▶ WORK INSTRUCTIONS
In the records below, count every line containing "Degree". Reply with the number only.

(Interface dataset entries)

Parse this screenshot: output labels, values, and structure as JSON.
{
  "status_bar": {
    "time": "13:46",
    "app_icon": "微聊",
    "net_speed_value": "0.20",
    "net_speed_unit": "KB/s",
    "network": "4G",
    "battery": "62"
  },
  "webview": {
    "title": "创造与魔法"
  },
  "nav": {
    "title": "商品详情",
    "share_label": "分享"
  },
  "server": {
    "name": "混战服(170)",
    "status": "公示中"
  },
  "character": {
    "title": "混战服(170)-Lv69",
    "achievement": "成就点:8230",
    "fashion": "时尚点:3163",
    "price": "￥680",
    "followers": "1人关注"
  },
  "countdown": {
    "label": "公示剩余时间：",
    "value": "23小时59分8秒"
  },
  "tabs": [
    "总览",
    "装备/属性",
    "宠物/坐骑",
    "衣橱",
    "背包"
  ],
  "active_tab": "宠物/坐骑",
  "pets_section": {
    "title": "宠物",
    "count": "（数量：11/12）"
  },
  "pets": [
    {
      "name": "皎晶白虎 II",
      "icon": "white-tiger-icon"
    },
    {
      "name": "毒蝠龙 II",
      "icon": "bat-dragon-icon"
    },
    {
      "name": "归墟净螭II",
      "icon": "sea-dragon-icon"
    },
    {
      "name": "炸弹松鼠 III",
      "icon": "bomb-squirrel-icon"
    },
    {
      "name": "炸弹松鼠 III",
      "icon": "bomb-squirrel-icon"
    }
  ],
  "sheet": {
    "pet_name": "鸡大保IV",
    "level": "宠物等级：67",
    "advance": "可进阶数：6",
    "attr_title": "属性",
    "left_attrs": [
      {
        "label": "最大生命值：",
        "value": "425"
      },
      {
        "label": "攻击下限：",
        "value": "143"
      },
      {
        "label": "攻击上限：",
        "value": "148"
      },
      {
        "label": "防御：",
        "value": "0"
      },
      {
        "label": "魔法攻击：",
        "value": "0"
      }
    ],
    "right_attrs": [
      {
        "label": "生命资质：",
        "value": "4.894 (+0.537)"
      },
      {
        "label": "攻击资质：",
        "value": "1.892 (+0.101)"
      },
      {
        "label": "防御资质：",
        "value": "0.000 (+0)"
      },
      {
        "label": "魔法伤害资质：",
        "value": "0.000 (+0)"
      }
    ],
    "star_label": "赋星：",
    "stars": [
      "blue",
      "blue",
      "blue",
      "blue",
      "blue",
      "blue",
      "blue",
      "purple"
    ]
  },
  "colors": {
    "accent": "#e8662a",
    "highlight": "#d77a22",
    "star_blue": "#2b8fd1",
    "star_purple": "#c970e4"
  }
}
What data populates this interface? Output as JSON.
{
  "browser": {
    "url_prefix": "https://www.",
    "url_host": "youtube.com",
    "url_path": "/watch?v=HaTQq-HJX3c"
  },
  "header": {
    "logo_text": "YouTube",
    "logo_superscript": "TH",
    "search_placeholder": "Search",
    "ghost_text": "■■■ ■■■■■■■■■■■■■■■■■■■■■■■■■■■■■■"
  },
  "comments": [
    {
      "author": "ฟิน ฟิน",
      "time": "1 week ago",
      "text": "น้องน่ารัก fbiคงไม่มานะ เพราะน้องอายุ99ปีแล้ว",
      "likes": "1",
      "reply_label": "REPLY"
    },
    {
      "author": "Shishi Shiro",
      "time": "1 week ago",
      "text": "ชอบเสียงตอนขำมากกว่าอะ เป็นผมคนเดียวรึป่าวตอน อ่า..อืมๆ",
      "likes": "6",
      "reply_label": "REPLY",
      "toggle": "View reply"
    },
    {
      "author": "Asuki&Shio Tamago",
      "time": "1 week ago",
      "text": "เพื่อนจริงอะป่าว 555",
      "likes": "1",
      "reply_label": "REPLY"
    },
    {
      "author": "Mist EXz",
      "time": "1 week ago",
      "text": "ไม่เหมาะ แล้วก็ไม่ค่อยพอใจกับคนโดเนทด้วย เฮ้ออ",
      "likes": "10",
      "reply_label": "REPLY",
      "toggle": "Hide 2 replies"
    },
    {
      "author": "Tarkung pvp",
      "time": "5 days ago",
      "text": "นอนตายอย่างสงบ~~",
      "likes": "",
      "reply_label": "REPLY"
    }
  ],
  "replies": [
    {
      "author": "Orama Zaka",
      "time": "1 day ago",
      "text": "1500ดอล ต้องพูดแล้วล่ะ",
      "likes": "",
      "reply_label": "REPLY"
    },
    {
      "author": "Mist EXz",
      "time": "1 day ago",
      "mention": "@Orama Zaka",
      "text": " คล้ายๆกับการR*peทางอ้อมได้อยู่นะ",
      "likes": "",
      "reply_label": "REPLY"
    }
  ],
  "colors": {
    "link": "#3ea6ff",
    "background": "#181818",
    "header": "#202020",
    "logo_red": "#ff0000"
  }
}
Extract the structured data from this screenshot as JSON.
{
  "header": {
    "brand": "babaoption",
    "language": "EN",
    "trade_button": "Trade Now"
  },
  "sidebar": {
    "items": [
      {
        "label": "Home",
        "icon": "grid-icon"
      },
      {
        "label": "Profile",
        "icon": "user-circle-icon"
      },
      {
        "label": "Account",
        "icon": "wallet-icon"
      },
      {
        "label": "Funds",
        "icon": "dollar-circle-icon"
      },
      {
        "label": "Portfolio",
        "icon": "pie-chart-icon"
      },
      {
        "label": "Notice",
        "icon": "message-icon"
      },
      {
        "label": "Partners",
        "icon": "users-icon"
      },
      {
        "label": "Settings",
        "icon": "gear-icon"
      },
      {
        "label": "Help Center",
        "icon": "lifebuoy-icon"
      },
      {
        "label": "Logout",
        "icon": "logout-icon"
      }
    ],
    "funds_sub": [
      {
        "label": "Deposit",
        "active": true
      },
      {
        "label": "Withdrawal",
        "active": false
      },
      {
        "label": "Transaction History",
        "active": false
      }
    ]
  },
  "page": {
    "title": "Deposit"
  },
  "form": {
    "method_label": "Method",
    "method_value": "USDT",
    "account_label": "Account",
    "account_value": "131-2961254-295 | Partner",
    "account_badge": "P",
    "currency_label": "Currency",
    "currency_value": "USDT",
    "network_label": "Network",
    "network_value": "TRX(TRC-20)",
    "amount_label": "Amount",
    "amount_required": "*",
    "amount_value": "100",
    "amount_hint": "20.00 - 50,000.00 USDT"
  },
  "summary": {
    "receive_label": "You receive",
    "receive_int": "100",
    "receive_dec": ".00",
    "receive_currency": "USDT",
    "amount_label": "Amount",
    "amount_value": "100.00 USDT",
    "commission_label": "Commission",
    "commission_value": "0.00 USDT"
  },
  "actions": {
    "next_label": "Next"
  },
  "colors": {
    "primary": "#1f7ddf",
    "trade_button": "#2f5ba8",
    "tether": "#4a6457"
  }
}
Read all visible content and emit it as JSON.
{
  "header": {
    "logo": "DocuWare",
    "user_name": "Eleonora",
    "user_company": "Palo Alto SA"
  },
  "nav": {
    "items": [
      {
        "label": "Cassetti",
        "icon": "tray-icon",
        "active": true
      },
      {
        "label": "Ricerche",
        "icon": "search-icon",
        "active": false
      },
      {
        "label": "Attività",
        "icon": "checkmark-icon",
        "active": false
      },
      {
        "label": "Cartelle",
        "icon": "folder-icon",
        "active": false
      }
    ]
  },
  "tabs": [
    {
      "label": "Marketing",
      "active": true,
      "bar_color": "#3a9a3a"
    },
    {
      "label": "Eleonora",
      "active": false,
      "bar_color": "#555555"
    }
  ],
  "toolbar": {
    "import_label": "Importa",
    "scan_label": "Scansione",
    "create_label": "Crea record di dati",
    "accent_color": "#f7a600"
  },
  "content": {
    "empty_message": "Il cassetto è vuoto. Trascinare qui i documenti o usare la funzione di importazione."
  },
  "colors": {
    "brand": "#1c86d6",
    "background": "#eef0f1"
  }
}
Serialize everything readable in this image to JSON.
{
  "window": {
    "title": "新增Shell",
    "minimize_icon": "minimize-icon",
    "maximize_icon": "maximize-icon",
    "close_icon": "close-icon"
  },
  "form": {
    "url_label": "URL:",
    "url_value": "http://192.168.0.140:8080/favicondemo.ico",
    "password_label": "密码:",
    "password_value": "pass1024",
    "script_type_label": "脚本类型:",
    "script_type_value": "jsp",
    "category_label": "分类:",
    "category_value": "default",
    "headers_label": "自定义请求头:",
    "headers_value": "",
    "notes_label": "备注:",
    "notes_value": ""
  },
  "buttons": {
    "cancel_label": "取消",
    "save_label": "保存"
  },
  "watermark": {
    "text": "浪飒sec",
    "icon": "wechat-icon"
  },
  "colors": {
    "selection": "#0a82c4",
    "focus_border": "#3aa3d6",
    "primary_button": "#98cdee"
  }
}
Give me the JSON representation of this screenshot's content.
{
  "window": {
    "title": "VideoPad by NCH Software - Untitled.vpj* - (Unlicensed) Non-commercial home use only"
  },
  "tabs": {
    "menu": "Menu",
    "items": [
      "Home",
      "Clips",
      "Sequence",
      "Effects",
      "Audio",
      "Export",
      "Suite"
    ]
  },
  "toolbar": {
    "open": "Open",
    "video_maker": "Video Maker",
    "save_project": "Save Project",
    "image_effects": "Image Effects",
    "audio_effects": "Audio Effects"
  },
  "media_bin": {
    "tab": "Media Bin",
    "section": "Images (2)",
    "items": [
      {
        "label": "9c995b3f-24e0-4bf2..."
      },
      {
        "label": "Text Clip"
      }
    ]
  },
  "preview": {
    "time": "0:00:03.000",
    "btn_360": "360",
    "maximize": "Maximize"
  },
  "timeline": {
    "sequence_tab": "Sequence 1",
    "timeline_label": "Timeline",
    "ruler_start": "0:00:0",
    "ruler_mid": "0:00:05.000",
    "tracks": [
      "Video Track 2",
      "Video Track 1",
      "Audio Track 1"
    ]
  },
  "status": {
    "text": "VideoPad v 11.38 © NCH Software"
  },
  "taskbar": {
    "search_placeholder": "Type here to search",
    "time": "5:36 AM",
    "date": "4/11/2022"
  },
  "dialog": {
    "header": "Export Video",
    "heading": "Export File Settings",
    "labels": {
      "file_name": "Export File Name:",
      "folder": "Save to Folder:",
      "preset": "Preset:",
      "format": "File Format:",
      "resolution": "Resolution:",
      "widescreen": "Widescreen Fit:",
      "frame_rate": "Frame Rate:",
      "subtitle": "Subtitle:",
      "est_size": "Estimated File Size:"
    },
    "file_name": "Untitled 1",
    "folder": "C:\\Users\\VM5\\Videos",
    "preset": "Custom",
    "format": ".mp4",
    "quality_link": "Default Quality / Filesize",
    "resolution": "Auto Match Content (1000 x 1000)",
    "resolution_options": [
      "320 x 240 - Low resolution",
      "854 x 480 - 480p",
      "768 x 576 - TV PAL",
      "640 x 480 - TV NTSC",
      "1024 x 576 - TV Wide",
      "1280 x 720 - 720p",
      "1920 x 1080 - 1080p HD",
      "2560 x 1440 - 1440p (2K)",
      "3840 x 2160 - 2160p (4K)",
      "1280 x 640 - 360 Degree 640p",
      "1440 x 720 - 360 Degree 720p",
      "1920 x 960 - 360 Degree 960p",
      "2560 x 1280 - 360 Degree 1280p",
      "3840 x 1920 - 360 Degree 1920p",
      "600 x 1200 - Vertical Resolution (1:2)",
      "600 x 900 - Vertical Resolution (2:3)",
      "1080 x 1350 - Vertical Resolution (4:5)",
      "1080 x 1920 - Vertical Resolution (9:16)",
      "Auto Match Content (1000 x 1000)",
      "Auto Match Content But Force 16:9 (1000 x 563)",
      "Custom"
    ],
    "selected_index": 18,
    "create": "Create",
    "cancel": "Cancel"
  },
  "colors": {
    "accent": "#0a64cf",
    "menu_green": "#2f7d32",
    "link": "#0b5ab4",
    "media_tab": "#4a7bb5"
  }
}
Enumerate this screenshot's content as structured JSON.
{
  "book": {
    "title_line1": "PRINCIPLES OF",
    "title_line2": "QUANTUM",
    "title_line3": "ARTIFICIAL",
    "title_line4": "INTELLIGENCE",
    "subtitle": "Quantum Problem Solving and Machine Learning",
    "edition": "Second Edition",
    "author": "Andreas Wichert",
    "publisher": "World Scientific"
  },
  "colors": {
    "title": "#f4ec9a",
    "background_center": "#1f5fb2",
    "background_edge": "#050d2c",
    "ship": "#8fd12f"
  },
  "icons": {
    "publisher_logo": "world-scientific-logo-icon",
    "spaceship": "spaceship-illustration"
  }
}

▶ SOLUTION TO THIS TASK
5